Action item = All entries below are to be copied precisely as they appear.

[[ Data listing, beginning ]]

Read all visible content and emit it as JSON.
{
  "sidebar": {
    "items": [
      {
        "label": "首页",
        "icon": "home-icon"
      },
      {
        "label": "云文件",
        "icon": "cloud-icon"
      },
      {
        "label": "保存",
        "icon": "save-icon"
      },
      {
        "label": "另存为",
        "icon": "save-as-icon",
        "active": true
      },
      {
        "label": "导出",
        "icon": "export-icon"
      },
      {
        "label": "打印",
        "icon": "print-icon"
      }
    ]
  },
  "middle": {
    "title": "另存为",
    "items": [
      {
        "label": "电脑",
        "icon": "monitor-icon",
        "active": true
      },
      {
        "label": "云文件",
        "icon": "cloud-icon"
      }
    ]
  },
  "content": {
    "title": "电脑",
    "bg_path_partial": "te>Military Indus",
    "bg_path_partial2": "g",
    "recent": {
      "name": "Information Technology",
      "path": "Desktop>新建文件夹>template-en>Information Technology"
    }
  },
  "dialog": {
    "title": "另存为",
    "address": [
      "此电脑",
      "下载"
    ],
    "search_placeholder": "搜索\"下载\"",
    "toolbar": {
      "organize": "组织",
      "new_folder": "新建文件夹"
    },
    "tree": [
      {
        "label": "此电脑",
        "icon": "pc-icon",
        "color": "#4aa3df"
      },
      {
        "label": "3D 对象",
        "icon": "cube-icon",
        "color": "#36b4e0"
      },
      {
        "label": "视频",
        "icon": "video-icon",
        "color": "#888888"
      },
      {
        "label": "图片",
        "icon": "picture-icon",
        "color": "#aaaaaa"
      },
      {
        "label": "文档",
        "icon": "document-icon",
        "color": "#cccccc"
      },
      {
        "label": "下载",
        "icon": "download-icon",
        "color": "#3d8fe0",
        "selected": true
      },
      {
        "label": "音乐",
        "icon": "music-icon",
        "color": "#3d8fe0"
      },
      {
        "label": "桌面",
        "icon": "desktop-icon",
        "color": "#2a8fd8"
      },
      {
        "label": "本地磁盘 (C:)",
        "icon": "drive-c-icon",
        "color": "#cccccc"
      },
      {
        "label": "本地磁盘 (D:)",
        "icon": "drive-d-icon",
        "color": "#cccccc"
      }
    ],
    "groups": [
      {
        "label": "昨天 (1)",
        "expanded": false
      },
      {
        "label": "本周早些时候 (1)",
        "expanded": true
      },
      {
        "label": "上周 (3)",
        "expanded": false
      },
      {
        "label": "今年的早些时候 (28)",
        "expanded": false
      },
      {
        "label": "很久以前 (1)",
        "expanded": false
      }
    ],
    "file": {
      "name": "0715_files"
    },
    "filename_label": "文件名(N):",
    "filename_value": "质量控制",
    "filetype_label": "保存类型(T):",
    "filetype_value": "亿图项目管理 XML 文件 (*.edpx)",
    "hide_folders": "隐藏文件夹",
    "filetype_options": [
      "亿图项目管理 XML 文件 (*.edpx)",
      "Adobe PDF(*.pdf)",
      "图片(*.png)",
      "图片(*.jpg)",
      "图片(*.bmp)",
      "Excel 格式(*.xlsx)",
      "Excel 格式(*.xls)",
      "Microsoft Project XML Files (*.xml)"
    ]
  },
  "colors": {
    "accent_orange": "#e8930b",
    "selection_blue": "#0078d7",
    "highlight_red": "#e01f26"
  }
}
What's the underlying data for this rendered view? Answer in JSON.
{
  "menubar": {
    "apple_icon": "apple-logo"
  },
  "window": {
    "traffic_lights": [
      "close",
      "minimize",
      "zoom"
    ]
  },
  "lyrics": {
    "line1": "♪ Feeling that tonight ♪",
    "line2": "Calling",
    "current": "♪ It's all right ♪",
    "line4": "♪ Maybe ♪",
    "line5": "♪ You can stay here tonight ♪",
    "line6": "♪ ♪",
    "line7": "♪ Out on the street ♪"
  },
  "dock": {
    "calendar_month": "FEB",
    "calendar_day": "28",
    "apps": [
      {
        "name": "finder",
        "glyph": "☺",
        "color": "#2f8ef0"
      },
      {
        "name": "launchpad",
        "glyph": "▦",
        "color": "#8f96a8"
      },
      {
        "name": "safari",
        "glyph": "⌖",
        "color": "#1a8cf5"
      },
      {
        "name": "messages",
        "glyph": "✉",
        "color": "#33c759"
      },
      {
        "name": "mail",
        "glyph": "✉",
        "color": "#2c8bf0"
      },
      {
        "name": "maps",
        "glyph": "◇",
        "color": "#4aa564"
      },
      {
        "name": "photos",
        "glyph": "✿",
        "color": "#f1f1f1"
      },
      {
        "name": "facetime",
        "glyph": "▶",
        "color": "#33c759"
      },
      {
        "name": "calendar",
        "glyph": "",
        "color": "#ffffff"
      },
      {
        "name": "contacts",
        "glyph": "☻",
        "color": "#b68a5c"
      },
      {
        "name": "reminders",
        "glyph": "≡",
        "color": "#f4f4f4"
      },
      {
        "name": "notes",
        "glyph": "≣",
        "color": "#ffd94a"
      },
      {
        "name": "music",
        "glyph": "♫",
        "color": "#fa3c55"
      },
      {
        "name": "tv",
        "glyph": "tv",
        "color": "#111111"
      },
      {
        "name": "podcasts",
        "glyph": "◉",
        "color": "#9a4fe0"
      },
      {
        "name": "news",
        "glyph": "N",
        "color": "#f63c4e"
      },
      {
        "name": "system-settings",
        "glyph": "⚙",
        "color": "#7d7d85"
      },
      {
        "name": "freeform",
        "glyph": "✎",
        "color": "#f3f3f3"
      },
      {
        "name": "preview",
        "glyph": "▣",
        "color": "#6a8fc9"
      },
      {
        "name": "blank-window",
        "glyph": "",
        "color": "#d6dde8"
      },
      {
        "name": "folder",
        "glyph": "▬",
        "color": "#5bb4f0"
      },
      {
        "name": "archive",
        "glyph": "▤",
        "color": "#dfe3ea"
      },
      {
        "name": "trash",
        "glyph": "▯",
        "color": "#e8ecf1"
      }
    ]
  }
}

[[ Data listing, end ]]

Written response =
Read all visible content and emit it as JSON.
{
  "sidebar": {
    "items": [
      {
        "label": "首页",
        "icon": "home-icon"
      },
      {
        "label": "云文件",
        "icon": "cloud-icon"
      },
      {
        "label": "保存",
        "icon": "save-icon"
      },
      {
        "label": "另存为",
        "icon": "save-as-icon",
        "active": true
      },
      {
        "label": "导出",
        "icon": "export-icon"
      },
      {
        "label": "打印",
        "icon": "print-icon"
      }
    ]
  },
  "middle": {
    "title": "另存为",
    "items": [
      {
        "label": "电脑",
        "icon": "monitor-icon",
        "active": true
      },
      {
        "label": "云文件",
        "icon": "cloud-icon"
      }
    ]
  },
  "content": {
    "title": "电脑",
    "bg_path_partial": "te>Military Indus",
    "bg_path_partial2": "g",
    "recent": {
      "name": "Information Technology",
      "path": "Desktop>新建文件夹>template-en>Information Technology"
    }
  },
  "dialog": {
    "title": "另存为",
    "address": [
      "此电脑",
      "下载"
    ],
    "search_placeholder": "搜索\"下载\"",
    "toolbar": {
      "organize": "组织",
      "new_folder": "新建文件夹"
    },
    "tree": [
      {
        "label": "此电脑",
        "icon": "pc-icon",
        "color": "#4aa3df"
      },
      {
        "label": "3D 对象",
        "icon": "cube-icon",
        "color": "#36b4e0"
      },
      {
        "label": "视频",
        "icon": "video-icon",
        "color": "#888888"
      },
      {
        "label": "图片",
        "icon": "picture-icon",
        "color": "#aaaaaa"
      },
      {
        "label": "文档",
        "icon": "document-icon",
        "color": "#cccccc"
      },
      {
        "label": "下载",
        "icon": "download-icon",
        "color": "#3d8fe0",
        "selected": true
      },
      {
        "label": "音乐",
        "icon": "music-icon",
        "color": "#3d8fe0"
      },
      {
        "label": "桌面",
        "icon": "desktop-icon",
        "color": "#2a8fd8"
      },
      {
        "label": "本地磁盘 (C:)",
        "icon": "drive-c-icon",
        "color": "#cccccc"
      },
      {
        "label": "本地磁盘 (D:)",
        "icon": "drive-d-icon",
        "color": "#cccccc"
      }
    ],
    "groups": [
      {
        "label": "昨天 (1)",
        "expanded": false
      },
      {
        "label": "本周早些时候 (1)",
        "expanded": true
      },
      {
        "label": "上周 (3)",
        "expanded": false
      },
      {
        "label": "今年的早些时候 (28)",
        "expanded": false
      },
      {
        "label": "很久以前 (1)",
        "expanded": false
      }
    ],
    "file": {
      "name": "0715_files"
    },
    "filename_label": "文件名(N):",
    "filename_value": "质量控制",
    "filetype_label": "保存类型(T):",
    "filetype_value": "亿图项目管理 XML 文件 (*.edpx)",
    "hide_folders": "隐藏文件夹",
    "filetype_options": [
      "亿图项目管理 XML 文件 (*.edpx)",
      "Adobe PDF(*.pdf)",
      "图片(*.png)",
      "图片(*.jpg)",
      "图片(*.bmp)",
      "Excel 格式(*.xlsx)",
      "Excel 格式(*.xls)",
      "Microsoft Project XML Files (*.xml)"
    ]
  },
  "colors": {
    "accent_orange": "#e8930b",
    "selection_blue": "#0078d7",
    "highlight_red": "#e01f26"
  }
}
What's the underlying data for this rendered view? Answer in JSON.
{
  "menubar": {
    "apple_icon": "apple-logo"
  },
  "window": {
    "traffic_lights": [
      "close",
      "minimize",
      "zoom"
    ]
  },
  "lyrics": {
    "line1": "♪ Feeling that tonight ♪",
    "line2": "Calling",
    "current": "♪ It's all right ♪",
    "line4": "♪ Maybe ♪",
    "line5": "♪ You can stay here tonight ♪",
    "line6": "♪ ♪",
    "line7": "♪ Out on the street ♪"
  },
  "dock": {
    "calendar_month": "FEB",
    "calendar_day": "28",
    "apps": [
      {
        "name": "finder",
        "glyph": "☺",
        "color": "#2f8ef0"
      },
      {
        "name": "launchpad",
        "glyph": "▦",
        "color": "#8f96a8"
      },
      {
        "name": "safari",
        "glyph": "⌖",
        "color": "#1a8cf5"
      },
      {
        "name": "messages",
        "glyph": "✉",
        "color": "#33c759"
      },
      {
        "name": "mail",
        "glyph": "✉",
        "color": "#2c8bf0"
      },
      {
        "name": "maps",
        "glyph": "◇",
        "color": "#4aa564"
      },
      {
        "name": "photos",
        "glyph": "✿",
        "color": "#f1f1f1"
      },
      {
        "name": "facetime",
        "glyph": "▶",
        "color": "#33c759"
      },
      {
        "name": "calendar",
        "glyph": "",
        "color": "#ffffff"
      },
      {
        "name": "contacts",
        "glyph": "☻",
        "color": "#b68a5c"
      },
      {
        "name": "reminders",
        "glyph": "≡",
        "color": "#f4f4f4"
      },
      {
        "name": "notes",
        "glyph": "≣",
        "color": "#ffd94a"
      },
      {
        "name": "music",
        "glyph": "♫",
        "color": "#fa3c55"
      },
      {
        "name": "tv",
        "glyph": "tv",
        "color": "#111111"
      },
      {
        "name": "podcasts",
        "glyph": "◉",
        "color": "#9a4fe0"
      },
      {
        "name": "news",
        "glyph": "N",
        "color": "#f63c4e"
      },
      {
        "name": "system-settings",
        "glyph": "⚙",
        "color": "#7d7d85"
      },
      {
        "name": "freeform",
        "glyph": "✎",
        "color": "#f3f3f3"
      },
      {
        "name": "preview",
        "glyph": "▣",
        "color": "#6a8fc9"
      },
      {
        "name": "blank-window",
        "glyph": "",
        "color": "#d6dde8"
      },
      {
        "name": "folder",
        "glyph": "▬",
        "color": "#5bb4f0"
      },
      {
        "name": "archive",
        "glyph": "▤",
        "color": "#dfe3ea"
      },
      {
        "name": "trash",
        "glyph": "▯",
        "color": "#e8ecf1"
      }
    ]
  }
}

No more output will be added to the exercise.